-- To do --
Only an exact reprint of all the data is acceptable.

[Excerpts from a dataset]
##########

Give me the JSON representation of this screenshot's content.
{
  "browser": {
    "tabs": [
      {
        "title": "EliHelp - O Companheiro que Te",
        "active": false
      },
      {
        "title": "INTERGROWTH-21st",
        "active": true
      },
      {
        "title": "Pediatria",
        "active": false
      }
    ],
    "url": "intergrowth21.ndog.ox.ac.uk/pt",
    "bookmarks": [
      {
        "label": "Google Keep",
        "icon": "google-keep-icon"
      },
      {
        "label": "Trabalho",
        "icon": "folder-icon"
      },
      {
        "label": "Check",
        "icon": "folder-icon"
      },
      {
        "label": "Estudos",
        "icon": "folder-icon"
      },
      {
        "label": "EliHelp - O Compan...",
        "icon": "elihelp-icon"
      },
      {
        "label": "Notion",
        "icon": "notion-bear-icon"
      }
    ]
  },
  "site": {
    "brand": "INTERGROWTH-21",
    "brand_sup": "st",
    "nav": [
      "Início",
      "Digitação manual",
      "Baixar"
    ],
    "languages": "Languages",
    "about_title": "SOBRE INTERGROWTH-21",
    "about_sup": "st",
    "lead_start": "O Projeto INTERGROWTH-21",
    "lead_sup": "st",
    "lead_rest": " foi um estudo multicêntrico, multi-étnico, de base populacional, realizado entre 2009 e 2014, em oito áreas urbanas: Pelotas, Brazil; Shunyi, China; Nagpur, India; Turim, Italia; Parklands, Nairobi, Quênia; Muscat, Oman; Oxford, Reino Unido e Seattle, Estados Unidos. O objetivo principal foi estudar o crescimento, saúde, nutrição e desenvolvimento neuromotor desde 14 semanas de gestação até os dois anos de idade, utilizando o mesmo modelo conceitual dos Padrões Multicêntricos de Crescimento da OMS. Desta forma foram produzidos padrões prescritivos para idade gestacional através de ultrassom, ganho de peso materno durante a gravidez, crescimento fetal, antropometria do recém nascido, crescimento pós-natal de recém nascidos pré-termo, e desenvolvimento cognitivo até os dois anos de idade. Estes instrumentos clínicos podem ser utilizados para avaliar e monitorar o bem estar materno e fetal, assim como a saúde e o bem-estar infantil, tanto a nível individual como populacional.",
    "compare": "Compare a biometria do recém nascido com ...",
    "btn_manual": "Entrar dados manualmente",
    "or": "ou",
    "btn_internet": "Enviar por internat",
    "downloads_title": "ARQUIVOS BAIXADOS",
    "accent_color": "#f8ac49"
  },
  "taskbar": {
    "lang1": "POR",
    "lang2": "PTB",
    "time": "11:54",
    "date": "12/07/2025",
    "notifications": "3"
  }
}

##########

-- Written answer --
Give me the JSON representation of this screenshot's content.
{
  "browser": {
    "tabs": [
      {
        "title": "EliHelp - O Companheiro que Te",
        "active": false
      },
      {
        "title": "INTERGROWTH-21st",
        "active": true
      },
      {
        "title": "Pediatria",
        "active": false
      }
    ],
    "url": "intergrowth21.ndog.ox.ac.uk/pt",
    "bookmarks": [
      {
        "label": "Google Keep",
        "icon": "google-keep-icon"
      },
      {
        "label": "Trabalho",
        "icon": "folder-icon"
      },
      {
        "label": "Check",
        "icon": "folder-icon"
      },
      {
        "label": "Estudos",
        "icon": "folder-icon"
      },
      {
        "label": "EliHelp - O Compan...",
        "icon": "elihelp-icon"
      },
      {
        "label": "Notion",
        "icon": "notion-bear-icon"
      }
    ]
  },
  "site": {
    "brand": "INTERGROWTH-21",
    "brand_sup": "st",
    "nav": [
      "Início",
      "Digitação manual",
      "Baixar"
    ],
    "languages": "Languages",
    "about_title": "SOBRE INTERGROWTH-21",
    "about_sup": "st",
    "lead_start": "O Projeto INTERGROWTH-21",
    "lead_sup": "st",
    "lead_rest": " foi um estudo multicêntrico, multi-étnico, de base populacional, realizado entre 2009 e 2014, em oito áreas urbanas: Pelotas, Brazil; Shunyi, China; Nagpur, India; Turim, Italia; Parklands, Nairobi, Quênia; Muscat, Oman; Oxford, Reino Unido e Seattle, Estados Unidos. O objetivo principal foi estudar o crescimento, saúde, nutrição e desenvolvimento neuromotor desde 14 semanas de gestação até os dois anos de idade, utilizando o mesmo modelo conceitual dos Padrões Multicêntricos de Crescimento da OMS. Desta forma foram produzidos padrões prescritivos para idade gestacional através de ultrassom, ganho de peso materno durante a gravidez, crescimento fetal, antropometria do recém nascido, crescimento pós-natal de recém nascidos pré-termo, e desenvolvimento cognitivo até os dois anos de idade. Estes instrumentos clínicos podem ser utilizados para avaliar e monitorar o bem estar materno e fetal, assim como a saúde e o bem-estar infantil, tanto a nível individual como populacional.",
    "compare": "Compare a biometria do recém nascido com ...",
    "btn_manual": "Entrar dados manualmente",
    "or": "ou",
    "btn_internet": "Enviar por internat",
    "downloads_title": "ARQUIVOS BAIXADOS",
    "accent_color": "#f8ac49"
  },
  "taskbar": {
    "lang1": "POR",
    "lang2": "PTB",
    "time": "11:54",
    "date": "12/07/2025",
    "notifications": "3"
  }
}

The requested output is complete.